(Entries from a dataset of interfaces)
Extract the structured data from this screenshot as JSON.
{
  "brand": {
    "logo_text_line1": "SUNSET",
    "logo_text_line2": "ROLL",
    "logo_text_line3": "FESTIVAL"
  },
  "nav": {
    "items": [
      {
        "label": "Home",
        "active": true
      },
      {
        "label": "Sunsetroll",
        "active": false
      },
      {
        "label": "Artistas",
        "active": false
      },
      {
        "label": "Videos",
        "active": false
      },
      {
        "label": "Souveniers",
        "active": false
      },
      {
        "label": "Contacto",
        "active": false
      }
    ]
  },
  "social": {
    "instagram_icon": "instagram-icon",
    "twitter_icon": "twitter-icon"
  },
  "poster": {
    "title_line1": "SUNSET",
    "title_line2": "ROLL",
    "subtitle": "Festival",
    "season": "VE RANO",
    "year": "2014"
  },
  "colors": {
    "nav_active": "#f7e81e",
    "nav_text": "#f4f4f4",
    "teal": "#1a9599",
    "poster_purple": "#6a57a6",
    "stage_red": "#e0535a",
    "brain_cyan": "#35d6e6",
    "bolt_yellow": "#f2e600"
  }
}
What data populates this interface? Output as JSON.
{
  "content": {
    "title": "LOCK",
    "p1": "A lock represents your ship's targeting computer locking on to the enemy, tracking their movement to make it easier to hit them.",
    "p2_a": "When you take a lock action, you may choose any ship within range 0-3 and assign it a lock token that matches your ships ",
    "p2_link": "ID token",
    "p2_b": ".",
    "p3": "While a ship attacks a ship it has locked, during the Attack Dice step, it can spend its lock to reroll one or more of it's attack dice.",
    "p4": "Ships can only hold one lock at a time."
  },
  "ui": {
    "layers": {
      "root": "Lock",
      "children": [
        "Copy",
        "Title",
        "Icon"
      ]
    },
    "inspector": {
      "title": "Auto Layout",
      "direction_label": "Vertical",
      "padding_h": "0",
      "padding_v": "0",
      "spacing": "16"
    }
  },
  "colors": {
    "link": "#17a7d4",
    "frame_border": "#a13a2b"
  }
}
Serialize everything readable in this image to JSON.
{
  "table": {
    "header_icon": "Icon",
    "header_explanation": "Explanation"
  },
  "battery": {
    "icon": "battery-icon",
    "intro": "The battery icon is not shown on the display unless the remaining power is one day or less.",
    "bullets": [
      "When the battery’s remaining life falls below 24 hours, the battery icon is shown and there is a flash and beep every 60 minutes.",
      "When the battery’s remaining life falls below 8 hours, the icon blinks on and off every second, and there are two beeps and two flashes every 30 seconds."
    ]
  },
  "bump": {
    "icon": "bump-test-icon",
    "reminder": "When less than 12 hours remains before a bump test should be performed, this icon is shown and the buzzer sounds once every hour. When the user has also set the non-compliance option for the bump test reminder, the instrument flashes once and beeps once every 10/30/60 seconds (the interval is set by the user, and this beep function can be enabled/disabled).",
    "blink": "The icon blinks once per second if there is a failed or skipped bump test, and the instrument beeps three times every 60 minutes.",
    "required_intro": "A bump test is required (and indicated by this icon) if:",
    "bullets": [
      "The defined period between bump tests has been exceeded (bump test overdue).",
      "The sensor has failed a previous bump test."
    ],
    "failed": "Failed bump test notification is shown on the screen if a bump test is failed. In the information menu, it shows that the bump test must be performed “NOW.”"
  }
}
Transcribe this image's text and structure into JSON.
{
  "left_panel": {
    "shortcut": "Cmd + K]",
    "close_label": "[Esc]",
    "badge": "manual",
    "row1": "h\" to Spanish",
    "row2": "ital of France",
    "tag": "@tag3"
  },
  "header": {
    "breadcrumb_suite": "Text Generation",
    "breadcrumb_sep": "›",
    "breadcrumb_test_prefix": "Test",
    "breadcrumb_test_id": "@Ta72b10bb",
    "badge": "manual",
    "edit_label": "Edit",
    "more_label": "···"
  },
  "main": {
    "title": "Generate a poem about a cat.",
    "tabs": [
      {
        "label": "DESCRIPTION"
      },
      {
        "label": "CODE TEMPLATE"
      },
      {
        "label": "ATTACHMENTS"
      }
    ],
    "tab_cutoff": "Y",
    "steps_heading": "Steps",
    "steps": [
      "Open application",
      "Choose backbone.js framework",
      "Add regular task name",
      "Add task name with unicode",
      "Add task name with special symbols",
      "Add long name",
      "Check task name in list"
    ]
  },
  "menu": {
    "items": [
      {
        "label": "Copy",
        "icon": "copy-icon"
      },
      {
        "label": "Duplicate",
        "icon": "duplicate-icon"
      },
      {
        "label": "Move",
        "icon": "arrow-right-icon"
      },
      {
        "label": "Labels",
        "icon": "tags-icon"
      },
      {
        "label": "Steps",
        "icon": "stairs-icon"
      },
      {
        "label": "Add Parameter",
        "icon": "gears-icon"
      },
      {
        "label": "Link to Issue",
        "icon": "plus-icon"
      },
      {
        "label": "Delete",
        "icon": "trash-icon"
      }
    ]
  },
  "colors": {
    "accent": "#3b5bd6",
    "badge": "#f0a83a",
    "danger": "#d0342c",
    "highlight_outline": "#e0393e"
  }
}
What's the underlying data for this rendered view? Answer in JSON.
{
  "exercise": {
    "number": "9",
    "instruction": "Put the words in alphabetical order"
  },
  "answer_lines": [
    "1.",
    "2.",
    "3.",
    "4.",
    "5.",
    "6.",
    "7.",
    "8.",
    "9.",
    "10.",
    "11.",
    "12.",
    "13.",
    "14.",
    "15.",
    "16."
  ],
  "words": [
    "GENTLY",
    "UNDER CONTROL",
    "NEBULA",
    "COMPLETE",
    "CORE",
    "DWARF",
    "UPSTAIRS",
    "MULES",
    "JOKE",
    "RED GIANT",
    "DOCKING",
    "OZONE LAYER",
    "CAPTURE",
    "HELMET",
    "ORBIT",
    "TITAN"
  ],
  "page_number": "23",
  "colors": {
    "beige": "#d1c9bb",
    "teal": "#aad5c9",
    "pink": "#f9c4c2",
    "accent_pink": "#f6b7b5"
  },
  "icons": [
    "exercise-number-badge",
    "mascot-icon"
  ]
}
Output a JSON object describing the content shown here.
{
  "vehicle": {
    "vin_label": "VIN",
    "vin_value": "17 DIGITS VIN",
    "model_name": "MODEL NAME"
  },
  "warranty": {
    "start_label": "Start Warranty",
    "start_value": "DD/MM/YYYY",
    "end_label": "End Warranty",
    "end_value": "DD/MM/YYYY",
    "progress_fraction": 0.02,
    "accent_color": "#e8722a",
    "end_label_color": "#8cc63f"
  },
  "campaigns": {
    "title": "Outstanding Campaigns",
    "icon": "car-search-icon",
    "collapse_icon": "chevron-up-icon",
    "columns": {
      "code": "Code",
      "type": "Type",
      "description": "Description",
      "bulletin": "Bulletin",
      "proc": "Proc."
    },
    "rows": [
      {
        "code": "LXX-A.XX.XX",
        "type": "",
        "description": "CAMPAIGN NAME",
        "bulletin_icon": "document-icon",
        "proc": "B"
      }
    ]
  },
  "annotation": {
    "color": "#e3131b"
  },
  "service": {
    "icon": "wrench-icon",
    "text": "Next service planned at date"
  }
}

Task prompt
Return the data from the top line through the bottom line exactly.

Solved problem
Extract the structured data from this screenshot as JSON.
{
  "brand": {
    "logo_text_line1": "SUNSET",
    "logo_text_line2": "ROLL",
    "logo_text_line3": "FESTIVAL"
  },
  "nav": {
    "items": [
      {
        "label": "Home",
        "active": true
      },
      {
        "label": "Sunsetroll",
        "active": false
      },
      {
        "label": "Artistas",
        "active": false
      },
      {
        "label": "Videos",
        "active": false
      },
      {
        "label": "Souveniers",
        "active": false
      },
      {
        "label": "Contacto",
        "active": false
      }
    ]
  },
  "social": {
    "instagram_icon": "instagram-icon",
    "twitter_icon": "twitter-icon"
  },
  "poster": {
    "title_line1": "SUNSET",
    "title_line2": "ROLL",
    "subtitle": "Festival",
    "season": "VE RANO",
    "year": "2014"
  },
  "colors": {
    "nav_active": "#f7e81e",
    "nav_text": "#f4f4f4",
    "teal": "#1a9599",
    "poster_purple": "#6a57a6",
    "stage_red": "#e0535a",
    "brain_cyan": "#35d6e6",
    "bolt_yellow": "#f2e600"
  }
}
What data populates this interface? Output as JSON.
{
  "content": {
    "title": "LOCK",
    "p1": "A lock represents your ship's targeting computer locking on to the enemy, tracking their movement to make it easier to hit them.",
    "p2_a": "When you take a lock action, you may choose any ship within range 0-3 and assign it a lock token that matches your ships ",
    "p2_link": "ID token",
    "p2_b": ".",
    "p3": "While a ship attacks a ship it has locked, during the Attack Dice step, it can spend its lock to reroll one or more of it's attack dice.",
    "p4": "Ships can only hold one lock at a time."
  },
  "ui": {
    "layers": {
      "root": "Lock",
      "children": [
        "Copy",
        "Title",
        "Icon"
      ]
    },
    "inspector": {
      "title": "Auto Layout",
      "direction_label": "Vertical",
      "padding_h": "0",
      "padding_v": "0",
      "spacing": "16"
    }
  },
  "colors": {
    "link": "#17a7d4",
    "frame_border": "#a13a2b"
  }
}
Serialize everything readable in this image to JSON.
{
  "table": {
    "header_icon": "Icon",
    "header_explanation": "Explanation"
  },
  "battery": {
    "icon": "battery-icon",
    "intro": "The battery icon is not shown on the display unless the remaining power is one day or less.",
    "bullets": [
      "When the battery’s remaining life falls below 24 hours, the battery icon is shown and there is a flash and beep every 60 minutes.",
      "When the battery’s remaining life falls below 8 hours, the icon blinks on and off every second, and there are two beeps and two flashes every 30 seconds."
    ]
  },
  "bump": {
    "icon": "bump-test-icon",
    "reminder": "When less than 12 hours remains before a bump test should be performed, this icon is shown and the buzzer sounds once every hour. When the user has also set the non-compliance option for the bump test reminder, the instrument flashes once and beeps once every 10/30/60 seconds (the interval is set by the user, and this beep function can be enabled/disabled).",
    "blink": "The icon blinks once per second if there is a failed or skipped bump test, and the instrument beeps three times every 60 minutes.",
    "required_intro": "A bump test is required (and indicated by this icon) if:",
    "bullets": [
      "The defined period between bump tests has been exceeded (bump test overdue).",
      "The sensor has failed a previous bump test."
    ],
    "failed": "Failed bump test notification is shown on the screen if a bump test is failed. In the information menu, it shows that the bump test must be performed “NOW.”"
  }
}
Transcribe this image's text and structure into JSON.
{
  "left_panel": {
    "shortcut": "Cmd + K]",
    "close_label": "[Esc]",
    "badge": "manual",
    "row1": "h\" to Spanish",
    "row2": "ital of France",
    "tag": "@tag3"
  },
  "header": {
    "breadcrumb_suite": "Text Generation",
    "breadcrumb_sep": "›",
    "breadcrumb_test_prefix": "Test",
    "breadcrumb_test_id": "@Ta72b10bb",
    "badge": "manual",
    "edit_label": "Edit",
    "more_label": "···"
  },
  "main": {
    "title": "Generate a poem about a cat.",
    "tabs": [
      {
        "label": "DESCRIPTION"
      },
      {
        "label": "CODE TEMPLATE"
      },
      {
        "label": "ATTACHMENTS"
      }
    ],
    "tab_cutoff": "Y",
    "steps_heading": "Steps",
    "steps": [
      "Open application",
      "Choose backbone.js framework",
      "Add regular task name",
      "Add task name with unicode",
      "Add task name with special symbols",
      "Add long name",
      "Check task name in list"
    ]
  },
  "menu": {
    "items": [
      {
        "label": "Copy",
        "icon": "copy-icon"
      },
      {
        "label": "Duplicate",
        "icon": "duplicate-icon"
      },
      {
        "label": "Move",
        "icon": "arrow-right-icon"
      },
      {
        "label": "Labels",
        "icon": "tags-icon"
      },
      {
        "label": "Steps",
        "icon": "stairs-icon"
      },
      {
        "label": "Add Parameter",
        "icon": "gears-icon"
      },
      {
        "label": "Link to Issue",
        "icon": "plus-icon"
      },
      {
        "label": "Delete",
        "icon": "trash-icon"
      }
    ]
  },
  "colors": {
    "accent": "#3b5bd6",
    "badge": "#f0a83a",
    "danger": "#d0342c",
    "highlight_outline": "#e0393e"
  }
}
What's the underlying data for this rendered view? Answer in JSON.
{
  "exercise": {
    "number": "9",
    "instruction": "Put the words in alphabetical order"
  },
  "answer_lines": [
    "1.",
    "2.",
    "3.",
    "4.",
    "5.",
    "6.",
    "7.",
    "8.",
    "9.",
    "10.",
    "11.",
    "12.",
    "13.",
    "14.",
    "15.",
    "16."
  ],
  "words": [
    "GENTLY",
    "UNDER CONTROL",
    "NEBULA",
    "COMPLETE",
    "CORE",
    "DWARF",
    "UPSTAIRS",
    "MULES",
    "JOKE",
    "RED GIANT",
    "DOCKING",
    "OZONE LAYER",
    "CAPTURE",
    "HELMET",
    "ORBIT",
    "TITAN"
  ],
  "page_number": "23",
  "colors": {
    "beige": "#d1c9bb",
    "teal": "#aad5c9",
    "pink": "#f9c4c2",
    "accent_pink": "#f6b7b5"
  },
  "icons": [
    "exercise-number-badge",
    "mascot-icon"
  ]
}
Output a JSON object describing the content shown here.
{
  "vehicle": {
    "vin_label": "VIN",
    "vin_value": "17 DIGITS VIN",
    "model_name": "MODEL NAME"
  },
  "warranty": {
    "start_label": "Start Warranty",
    "start_value": "DD/MM/YYYY",
    "end_label": "End Warranty",
    "end_value": "DD/MM/YYYY",
    "progress_fraction": 0.02,
    "accent_color": "#e8722a",
    "end_label_color": "#8cc63f"
  },
  "campaigns": {
    "title": "Outstanding Campaigns",
    "icon": "car-search-icon",
    "collapse_icon": "chevron-up-icon",
    "columns": {
      "code": "Code",
      "type": "Type",
      "description": "Description",
      "bulletin": "Bulletin",
      "proc": "Proc."
    },
    "rows": [
      {
        "code": "LXX-A.XX.XX",
        "type": "",
        "description": "CAMPAIGN NAME",
        "bulletin_icon": "document-icon",
        "proc": "B"
      }
    ]
  },
  "annotation": {
    "color": "#e3131b"
  },
  "service": {
    "icon": "wrench-icon",
    "text": "Next service planned at date"
  }
}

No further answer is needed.